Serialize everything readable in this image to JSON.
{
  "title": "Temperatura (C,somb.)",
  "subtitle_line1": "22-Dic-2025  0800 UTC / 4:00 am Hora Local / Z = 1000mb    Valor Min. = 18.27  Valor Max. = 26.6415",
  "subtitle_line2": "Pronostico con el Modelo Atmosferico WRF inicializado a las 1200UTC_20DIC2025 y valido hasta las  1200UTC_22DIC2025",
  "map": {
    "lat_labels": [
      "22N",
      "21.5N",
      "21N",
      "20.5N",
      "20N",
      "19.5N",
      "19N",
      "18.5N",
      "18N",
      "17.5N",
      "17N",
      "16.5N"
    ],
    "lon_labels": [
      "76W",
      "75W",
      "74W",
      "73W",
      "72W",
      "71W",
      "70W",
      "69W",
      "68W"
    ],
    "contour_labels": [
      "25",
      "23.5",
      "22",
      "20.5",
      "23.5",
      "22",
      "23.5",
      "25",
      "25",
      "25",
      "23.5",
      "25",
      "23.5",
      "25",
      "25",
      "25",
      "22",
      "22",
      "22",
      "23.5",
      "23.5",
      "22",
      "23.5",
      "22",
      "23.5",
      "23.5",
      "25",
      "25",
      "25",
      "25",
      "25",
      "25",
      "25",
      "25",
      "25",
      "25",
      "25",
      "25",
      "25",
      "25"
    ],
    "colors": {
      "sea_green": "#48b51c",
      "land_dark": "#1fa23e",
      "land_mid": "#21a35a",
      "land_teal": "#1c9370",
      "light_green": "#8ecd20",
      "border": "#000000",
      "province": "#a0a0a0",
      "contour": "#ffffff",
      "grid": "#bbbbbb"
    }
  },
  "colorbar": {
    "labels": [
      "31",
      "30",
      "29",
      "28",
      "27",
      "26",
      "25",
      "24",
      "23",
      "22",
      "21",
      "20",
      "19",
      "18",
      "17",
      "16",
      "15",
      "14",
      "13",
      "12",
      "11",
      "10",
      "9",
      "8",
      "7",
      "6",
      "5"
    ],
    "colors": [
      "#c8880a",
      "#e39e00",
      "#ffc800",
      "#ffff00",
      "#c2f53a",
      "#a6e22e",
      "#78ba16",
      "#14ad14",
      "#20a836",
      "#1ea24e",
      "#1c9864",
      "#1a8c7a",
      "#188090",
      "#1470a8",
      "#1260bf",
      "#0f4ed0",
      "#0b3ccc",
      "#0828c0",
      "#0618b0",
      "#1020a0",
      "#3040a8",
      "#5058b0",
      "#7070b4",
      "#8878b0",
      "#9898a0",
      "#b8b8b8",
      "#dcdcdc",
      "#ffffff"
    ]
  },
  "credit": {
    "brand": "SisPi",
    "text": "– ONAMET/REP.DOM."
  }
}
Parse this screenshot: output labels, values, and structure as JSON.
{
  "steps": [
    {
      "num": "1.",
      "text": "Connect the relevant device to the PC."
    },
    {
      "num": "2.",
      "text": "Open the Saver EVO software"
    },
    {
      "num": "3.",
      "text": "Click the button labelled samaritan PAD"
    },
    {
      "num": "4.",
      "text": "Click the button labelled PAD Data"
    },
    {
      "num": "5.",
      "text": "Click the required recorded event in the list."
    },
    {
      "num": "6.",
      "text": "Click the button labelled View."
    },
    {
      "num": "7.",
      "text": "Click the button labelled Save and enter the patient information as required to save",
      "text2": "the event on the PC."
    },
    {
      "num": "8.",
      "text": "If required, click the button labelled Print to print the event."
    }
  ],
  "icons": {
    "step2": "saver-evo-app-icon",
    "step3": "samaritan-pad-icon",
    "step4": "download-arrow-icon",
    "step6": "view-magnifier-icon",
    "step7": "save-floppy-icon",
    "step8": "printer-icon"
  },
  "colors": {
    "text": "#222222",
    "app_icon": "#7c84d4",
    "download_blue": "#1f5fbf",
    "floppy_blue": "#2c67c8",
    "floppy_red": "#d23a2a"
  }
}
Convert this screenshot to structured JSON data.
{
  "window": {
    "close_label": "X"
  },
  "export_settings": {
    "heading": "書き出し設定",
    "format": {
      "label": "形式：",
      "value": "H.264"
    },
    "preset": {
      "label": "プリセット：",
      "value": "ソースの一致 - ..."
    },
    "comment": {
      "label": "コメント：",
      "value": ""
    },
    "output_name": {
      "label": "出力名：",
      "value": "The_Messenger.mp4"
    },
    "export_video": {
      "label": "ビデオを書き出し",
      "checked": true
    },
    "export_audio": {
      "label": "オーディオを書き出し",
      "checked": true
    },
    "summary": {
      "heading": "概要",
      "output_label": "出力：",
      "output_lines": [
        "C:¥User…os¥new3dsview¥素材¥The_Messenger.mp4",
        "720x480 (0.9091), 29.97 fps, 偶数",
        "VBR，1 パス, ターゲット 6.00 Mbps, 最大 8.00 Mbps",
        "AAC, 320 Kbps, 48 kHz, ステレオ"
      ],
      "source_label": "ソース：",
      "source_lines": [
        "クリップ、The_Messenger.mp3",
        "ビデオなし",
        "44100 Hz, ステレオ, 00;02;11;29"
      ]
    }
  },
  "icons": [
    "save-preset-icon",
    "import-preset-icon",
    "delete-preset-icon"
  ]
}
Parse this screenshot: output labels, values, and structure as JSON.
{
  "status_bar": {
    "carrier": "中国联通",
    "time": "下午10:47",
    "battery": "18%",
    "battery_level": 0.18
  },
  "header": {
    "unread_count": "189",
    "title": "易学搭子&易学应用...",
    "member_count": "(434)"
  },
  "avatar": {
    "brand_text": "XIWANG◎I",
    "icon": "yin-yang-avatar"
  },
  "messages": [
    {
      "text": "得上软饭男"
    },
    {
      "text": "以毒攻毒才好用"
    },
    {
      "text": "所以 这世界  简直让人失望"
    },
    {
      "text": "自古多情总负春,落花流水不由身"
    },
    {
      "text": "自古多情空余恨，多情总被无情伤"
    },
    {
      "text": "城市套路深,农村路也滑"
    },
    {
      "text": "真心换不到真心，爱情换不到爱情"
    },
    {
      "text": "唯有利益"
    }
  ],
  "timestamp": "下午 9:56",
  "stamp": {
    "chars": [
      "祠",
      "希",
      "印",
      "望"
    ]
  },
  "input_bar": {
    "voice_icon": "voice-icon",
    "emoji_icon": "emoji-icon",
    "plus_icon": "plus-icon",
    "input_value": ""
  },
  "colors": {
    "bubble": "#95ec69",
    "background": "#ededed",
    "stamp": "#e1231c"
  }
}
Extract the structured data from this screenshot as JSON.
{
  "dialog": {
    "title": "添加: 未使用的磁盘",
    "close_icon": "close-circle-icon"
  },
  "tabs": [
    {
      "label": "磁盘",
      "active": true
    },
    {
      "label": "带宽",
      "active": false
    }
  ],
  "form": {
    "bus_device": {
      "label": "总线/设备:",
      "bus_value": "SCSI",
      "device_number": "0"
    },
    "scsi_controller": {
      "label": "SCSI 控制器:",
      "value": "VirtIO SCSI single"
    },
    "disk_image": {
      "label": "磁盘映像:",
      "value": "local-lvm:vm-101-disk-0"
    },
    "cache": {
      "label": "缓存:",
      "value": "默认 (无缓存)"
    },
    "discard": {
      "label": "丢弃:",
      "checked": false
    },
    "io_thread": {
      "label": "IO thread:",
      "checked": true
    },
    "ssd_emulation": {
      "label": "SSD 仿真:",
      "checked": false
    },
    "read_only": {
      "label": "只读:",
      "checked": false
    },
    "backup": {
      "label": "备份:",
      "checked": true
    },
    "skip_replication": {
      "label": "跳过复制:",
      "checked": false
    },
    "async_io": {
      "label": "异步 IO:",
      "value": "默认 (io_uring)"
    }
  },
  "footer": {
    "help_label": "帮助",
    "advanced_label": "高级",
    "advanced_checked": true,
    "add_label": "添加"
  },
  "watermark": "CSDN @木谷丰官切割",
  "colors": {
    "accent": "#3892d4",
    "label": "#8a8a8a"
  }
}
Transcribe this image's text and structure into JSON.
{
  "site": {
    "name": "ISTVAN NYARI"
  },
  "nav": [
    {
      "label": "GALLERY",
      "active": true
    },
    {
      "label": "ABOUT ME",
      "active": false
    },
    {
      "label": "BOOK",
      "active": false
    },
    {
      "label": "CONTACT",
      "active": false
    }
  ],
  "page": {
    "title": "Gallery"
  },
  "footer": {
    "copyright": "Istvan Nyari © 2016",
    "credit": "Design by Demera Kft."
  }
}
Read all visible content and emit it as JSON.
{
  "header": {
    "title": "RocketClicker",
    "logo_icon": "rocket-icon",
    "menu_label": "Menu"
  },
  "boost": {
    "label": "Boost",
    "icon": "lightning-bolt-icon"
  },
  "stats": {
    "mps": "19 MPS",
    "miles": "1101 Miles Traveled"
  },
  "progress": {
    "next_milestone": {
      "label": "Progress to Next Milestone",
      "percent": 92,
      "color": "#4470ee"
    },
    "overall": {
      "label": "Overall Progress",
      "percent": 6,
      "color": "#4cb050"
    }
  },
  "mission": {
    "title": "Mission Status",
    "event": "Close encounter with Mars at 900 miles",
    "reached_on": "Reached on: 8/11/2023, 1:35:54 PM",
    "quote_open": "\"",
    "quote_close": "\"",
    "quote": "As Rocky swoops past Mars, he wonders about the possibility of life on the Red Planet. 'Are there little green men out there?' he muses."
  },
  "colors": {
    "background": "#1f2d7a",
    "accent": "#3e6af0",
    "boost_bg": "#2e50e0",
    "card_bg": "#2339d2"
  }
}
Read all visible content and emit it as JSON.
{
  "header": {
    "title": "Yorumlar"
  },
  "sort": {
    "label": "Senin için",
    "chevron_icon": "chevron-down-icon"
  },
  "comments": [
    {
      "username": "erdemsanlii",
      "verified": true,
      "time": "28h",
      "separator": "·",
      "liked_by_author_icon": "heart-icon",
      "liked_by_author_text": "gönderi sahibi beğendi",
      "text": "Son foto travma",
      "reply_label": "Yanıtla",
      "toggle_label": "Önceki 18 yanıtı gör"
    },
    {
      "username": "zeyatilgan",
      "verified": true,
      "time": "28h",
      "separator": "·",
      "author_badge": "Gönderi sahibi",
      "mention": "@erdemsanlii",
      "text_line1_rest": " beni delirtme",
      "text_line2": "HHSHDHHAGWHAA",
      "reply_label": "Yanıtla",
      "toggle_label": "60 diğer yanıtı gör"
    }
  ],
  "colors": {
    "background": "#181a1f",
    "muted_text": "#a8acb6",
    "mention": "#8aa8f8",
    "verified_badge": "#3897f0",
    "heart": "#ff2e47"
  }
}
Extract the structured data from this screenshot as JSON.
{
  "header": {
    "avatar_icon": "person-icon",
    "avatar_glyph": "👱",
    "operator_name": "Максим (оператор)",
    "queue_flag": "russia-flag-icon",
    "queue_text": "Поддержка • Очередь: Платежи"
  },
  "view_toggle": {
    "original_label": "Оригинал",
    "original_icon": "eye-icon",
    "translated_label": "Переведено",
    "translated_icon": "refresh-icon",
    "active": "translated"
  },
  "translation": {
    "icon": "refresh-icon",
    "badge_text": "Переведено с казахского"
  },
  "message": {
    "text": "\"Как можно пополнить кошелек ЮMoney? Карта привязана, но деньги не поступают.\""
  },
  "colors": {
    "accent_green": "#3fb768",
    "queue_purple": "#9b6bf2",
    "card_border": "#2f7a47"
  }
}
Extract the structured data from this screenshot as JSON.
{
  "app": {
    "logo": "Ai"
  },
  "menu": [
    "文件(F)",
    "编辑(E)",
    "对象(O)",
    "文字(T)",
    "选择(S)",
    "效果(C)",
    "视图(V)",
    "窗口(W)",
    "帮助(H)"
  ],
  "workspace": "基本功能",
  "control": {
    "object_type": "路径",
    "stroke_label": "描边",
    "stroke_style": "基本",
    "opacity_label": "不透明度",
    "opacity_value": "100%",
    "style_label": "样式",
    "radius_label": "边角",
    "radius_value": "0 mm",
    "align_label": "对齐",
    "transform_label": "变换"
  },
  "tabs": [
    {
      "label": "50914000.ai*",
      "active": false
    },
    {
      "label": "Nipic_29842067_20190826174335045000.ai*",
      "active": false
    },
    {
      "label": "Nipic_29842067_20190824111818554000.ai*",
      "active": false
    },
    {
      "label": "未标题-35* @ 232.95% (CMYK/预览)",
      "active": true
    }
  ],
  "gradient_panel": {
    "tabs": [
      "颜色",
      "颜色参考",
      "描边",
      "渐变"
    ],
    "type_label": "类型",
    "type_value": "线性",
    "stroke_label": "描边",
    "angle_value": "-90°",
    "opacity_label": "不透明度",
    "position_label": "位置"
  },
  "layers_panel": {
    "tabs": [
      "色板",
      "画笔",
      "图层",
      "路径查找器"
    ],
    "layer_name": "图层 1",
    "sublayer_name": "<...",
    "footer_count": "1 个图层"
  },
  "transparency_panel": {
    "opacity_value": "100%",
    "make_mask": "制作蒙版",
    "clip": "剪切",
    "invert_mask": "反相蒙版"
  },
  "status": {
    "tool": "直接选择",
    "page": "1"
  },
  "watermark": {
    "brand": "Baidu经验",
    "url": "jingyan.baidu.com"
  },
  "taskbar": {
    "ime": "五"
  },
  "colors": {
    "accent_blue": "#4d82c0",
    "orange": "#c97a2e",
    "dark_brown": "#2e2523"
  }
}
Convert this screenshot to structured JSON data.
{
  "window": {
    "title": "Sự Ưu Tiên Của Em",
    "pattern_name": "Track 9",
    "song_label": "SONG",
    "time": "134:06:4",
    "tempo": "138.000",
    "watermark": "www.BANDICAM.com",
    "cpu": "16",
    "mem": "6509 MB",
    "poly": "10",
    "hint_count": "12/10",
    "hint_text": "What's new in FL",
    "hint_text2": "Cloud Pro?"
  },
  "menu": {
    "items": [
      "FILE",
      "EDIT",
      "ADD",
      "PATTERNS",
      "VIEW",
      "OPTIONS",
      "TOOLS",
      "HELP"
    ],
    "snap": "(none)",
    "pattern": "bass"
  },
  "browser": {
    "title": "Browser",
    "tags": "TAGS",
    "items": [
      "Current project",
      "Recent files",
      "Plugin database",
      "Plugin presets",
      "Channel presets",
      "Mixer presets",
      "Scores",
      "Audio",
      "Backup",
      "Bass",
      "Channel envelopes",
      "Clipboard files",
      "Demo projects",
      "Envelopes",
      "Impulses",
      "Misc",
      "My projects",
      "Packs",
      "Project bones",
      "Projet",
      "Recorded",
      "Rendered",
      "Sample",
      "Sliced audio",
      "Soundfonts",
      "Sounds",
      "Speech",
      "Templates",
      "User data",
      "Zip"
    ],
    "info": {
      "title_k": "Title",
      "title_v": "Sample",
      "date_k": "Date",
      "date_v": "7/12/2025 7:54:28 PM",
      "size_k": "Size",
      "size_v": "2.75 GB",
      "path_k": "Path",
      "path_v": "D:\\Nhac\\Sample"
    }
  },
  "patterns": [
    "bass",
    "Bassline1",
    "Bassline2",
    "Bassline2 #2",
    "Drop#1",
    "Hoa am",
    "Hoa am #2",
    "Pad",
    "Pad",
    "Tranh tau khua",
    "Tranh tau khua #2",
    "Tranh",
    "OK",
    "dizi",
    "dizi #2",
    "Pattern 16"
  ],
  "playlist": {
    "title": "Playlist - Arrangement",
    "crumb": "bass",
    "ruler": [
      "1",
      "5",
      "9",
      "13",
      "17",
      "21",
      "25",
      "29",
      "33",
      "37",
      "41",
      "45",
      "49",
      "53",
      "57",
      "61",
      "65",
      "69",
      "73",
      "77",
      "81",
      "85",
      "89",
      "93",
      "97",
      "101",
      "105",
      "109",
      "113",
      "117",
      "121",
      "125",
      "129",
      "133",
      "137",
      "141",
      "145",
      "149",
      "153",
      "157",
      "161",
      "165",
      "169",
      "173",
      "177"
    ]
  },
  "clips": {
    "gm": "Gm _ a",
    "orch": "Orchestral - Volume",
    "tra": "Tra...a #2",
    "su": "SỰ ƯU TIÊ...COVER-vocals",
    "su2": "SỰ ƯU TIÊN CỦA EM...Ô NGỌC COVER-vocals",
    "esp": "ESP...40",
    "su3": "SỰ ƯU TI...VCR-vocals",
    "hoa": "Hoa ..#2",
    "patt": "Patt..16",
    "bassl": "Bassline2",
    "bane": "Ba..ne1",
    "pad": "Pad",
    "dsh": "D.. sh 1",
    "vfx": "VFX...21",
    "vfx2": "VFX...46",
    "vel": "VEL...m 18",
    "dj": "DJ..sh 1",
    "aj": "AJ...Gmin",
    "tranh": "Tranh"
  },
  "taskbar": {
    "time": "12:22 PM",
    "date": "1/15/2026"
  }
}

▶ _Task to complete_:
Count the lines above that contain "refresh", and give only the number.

▶ _Exercise response_:
2